** Opening Given data block **

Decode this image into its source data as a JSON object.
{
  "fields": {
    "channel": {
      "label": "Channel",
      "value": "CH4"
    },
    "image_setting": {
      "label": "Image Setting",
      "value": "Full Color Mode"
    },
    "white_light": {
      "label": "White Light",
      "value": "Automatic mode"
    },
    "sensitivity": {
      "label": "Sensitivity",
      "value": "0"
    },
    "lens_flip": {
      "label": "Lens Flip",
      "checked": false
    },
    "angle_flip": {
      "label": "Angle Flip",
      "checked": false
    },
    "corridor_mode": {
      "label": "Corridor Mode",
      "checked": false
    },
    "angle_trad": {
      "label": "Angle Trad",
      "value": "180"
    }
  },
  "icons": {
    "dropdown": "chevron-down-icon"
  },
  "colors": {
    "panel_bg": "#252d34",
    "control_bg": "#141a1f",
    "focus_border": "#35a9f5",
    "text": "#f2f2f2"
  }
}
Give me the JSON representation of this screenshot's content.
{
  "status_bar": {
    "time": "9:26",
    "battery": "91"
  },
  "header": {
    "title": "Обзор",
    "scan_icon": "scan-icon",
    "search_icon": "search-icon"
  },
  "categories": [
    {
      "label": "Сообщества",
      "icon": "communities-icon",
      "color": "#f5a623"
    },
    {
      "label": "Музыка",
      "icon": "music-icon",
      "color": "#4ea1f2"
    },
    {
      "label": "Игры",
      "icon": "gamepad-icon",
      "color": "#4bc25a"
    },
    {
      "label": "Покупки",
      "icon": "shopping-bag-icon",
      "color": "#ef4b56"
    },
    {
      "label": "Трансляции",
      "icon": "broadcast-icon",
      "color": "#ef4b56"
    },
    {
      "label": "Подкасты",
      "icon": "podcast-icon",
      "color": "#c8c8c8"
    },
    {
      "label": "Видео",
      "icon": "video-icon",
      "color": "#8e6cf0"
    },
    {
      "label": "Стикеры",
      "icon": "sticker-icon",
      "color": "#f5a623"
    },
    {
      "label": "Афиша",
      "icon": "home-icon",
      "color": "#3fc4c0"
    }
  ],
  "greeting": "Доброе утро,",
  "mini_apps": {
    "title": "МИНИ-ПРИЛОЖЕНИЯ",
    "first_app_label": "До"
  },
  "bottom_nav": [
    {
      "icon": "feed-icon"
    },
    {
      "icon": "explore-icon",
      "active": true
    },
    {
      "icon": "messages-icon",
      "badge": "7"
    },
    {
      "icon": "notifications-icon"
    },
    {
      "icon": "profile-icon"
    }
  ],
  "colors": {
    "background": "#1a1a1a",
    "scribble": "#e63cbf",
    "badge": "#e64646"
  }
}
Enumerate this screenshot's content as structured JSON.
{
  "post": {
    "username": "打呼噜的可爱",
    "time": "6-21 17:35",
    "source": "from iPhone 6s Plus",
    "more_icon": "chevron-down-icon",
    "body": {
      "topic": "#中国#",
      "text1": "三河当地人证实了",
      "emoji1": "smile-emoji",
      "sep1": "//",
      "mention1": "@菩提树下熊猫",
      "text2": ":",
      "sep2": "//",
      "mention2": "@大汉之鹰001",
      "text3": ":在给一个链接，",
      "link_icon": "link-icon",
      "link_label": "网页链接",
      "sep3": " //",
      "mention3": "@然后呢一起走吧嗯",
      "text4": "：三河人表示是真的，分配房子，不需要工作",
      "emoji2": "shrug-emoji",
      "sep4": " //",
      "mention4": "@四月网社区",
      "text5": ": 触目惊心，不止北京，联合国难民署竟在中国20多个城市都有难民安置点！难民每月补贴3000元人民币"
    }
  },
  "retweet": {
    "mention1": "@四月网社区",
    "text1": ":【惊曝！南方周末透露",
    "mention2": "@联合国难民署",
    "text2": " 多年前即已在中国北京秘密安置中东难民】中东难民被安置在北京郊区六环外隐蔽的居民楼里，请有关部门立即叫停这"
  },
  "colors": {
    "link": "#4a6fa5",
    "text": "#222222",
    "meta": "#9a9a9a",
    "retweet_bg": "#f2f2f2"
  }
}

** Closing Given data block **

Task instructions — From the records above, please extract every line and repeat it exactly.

Result of this exercise —
Decode this image into its source data as a JSON object.
{
  "fields": {
    "channel": {
      "label": "Channel",
      "value": "CH4"
    },
    "image_setting": {
      "label": "Image Setting",
      "value": "Full Color Mode"
    },
    "white_light": {
      "label": "White Light",
      "value": "Automatic mode"
    },
    "sensitivity": {
      "label": "Sensitivity",
      "value": "0"
    },
    "lens_flip": {
      "label": "Lens Flip",
      "checked": false
    },
    "angle_flip": {
      "label": "Angle Flip",
      "checked": false
    },
    "corridor_mode": {
      "label": "Corridor Mode",
      "checked": false
    },
    "angle_trad": {
      "label": "Angle Trad",
      "value": "180"
    }
  },
  "icons": {
    "dropdown": "chevron-down-icon"
  },
  "colors": {
    "panel_bg": "#252d34",
    "control_bg": "#141a1f",
    "focus_border": "#35a9f5",
    "text": "#f2f2f2"
  }
}
Give me the JSON representation of this screenshot's content.
{
  "status_bar": {
    "time": "9:26",
    "battery": "91"
  },
  "header": {
    "title": "Обзор",
    "scan_icon": "scan-icon",
    "search_icon": "search-icon"
  },
  "categories": [
    {
      "label": "Сообщества",
      "icon": "communities-icon",
      "color": "#f5a623"
    },
    {
      "label": "Музыка",
      "icon": "music-icon",
      "color": "#4ea1f2"
    },
    {
      "label": "Игры",
      "icon": "gamepad-icon",
      "color": "#4bc25a"
    },
    {
      "label": "Покупки",
      "icon": "shopping-bag-icon",
      "color": "#ef4b56"
    },
    {
      "label": "Трансляции",
      "icon": "broadcast-icon",
      "color": "#ef4b56"
    },
    {
      "label": "Подкасты",
      "icon": "podcast-icon",
      "color": "#c8c8c8"
    },
    {
      "label": "Видео",
      "icon": "video-icon",
      "color": "#8e6cf0"
    },
    {
      "label": "Стикеры",
      "icon": "sticker-icon",
      "color": "#f5a623"
    },
    {
      "label": "Афиша",
      "icon": "home-icon",
      "color": "#3fc4c0"
    }
  ],
  "greeting": "Доброе утро,",
  "mini_apps": {
    "title": "МИНИ-ПРИЛОЖЕНИЯ",
    "first_app_label": "До"
  },
  "bottom_nav": [
    {
      "icon": "feed-icon"
    },
    {
      "icon": "explore-icon",
      "active": true
    },
    {
      "icon": "messages-icon",
      "badge": "7"
    },
    {
      "icon": "notifications-icon"
    },
    {
      "icon": "profile-icon"
    }
  ],
  "colors": {
    "background": "#1a1a1a",
    "scribble": "#e63cbf",
    "badge": "#e64646"
  }
}
Enumerate this screenshot's content as structured JSON.
{
  "post": {
    "username": "打呼噜的可爱",
    "time": "6-21 17:35",
    "source": "from iPhone 6s Plus",
    "more_icon": "chevron-down-icon",
    "body": {
      "topic": "#中国#",
      "text1": "三河当地人证实了",
      "emoji1": "smile-emoji",
      "sep1": "//",
      "mention1": "@菩提树下熊猫",
      "text2": ":",
      "sep2": "//",
      "mention2": "@大汉之鹰001",
      "text3": ":在给一个链接，",
      "link_icon": "link-icon",
      "link_label": "网页链接",
      "sep3": " //",
      "mention3": "@然后呢一起走吧嗯",
      "text4": "：三河人表示是真的，分配房子，不需要工作",
      "emoji2": "shrug-emoji",
      "sep4": " //",
      "mention4": "@四月网社区",
      "text5": ": 触目惊心，不止北京，联合国难民署竟在中国20多个城市都有难民安置点！难民每月补贴3000元人民币"
    }
  },
  "retweet": {
    "mention1": "@四月网社区",
    "text1": ":【惊曝！南方周末透露",
    "mention2": "@联合国难民署",
    "text2": " 多年前即已在中国北京秘密安置中东难民】中东难民被安置在北京郊区六环外隐蔽的居民楼里，请有关部门立即叫停这"
  },
  "colors": {
    "link": "#4a6fa5",
    "text": "#222222",
    "meta": "#9a9a9a",
    "retweet_bg": "#f2f2f2"
  }
}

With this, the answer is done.